▸ **Problem details**
Where does the word "Staging" occur in the entries below? Copy every line that has it.

▸ **Data to examine**

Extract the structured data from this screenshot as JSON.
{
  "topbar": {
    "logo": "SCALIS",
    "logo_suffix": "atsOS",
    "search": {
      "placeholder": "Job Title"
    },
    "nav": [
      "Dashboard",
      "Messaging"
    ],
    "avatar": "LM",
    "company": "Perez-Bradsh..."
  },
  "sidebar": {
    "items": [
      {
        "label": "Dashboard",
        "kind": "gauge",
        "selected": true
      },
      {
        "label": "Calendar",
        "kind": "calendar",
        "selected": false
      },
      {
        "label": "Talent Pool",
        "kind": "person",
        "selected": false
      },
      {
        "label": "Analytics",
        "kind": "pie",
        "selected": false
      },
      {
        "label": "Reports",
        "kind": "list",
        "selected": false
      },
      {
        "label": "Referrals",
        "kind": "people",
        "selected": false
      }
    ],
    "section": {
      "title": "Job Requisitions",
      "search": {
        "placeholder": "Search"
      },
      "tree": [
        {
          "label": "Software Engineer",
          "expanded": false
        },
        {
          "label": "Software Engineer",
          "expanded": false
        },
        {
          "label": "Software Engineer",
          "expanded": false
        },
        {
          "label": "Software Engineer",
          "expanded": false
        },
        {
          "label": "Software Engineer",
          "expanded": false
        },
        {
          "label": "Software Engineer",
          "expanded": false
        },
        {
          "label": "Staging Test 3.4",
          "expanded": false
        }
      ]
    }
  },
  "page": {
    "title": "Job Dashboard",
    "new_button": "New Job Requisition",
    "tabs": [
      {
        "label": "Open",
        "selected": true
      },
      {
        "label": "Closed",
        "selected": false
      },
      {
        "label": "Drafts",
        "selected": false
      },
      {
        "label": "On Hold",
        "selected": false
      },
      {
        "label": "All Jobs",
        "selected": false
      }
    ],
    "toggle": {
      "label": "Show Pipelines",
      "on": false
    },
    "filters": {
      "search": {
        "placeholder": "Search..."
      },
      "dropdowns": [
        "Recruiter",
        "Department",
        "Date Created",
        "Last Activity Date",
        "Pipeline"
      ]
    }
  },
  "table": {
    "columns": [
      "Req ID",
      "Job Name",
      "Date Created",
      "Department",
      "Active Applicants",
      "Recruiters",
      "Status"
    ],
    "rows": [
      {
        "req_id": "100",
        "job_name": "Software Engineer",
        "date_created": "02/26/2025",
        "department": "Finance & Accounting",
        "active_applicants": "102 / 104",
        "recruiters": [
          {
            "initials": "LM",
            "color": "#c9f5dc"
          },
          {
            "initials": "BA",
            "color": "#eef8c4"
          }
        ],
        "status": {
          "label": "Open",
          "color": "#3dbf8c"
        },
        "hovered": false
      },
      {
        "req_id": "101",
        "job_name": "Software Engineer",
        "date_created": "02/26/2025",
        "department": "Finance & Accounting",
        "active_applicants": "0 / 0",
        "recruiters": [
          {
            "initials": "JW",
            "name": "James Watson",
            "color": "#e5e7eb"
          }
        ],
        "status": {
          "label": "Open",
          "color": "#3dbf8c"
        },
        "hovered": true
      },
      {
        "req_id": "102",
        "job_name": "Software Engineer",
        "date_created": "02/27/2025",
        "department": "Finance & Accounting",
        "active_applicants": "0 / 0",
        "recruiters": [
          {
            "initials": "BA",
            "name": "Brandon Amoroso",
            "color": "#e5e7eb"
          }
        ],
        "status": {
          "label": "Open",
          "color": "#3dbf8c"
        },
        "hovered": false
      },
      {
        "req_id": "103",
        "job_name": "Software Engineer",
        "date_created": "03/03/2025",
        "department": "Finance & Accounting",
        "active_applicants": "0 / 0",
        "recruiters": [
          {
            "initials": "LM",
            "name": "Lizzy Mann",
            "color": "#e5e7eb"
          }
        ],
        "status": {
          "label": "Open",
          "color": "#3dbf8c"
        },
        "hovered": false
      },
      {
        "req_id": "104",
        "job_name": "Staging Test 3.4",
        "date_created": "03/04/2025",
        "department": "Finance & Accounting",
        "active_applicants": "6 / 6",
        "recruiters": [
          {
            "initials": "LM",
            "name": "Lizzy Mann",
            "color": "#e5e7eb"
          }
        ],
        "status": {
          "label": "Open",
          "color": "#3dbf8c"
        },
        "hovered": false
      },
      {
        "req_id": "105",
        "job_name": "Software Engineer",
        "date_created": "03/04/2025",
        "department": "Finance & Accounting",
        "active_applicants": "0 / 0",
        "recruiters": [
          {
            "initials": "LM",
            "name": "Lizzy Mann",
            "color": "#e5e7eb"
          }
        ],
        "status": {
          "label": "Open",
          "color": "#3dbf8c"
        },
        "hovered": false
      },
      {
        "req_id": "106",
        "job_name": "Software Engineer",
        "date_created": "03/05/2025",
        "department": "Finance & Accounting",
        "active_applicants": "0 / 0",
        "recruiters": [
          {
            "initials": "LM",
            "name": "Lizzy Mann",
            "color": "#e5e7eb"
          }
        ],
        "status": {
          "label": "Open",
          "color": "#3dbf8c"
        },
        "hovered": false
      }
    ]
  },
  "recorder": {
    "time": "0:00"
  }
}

▸ **Solved problem**
          "label": "Staging Test 3.4",
        "job_name": "Staging Test 3.4",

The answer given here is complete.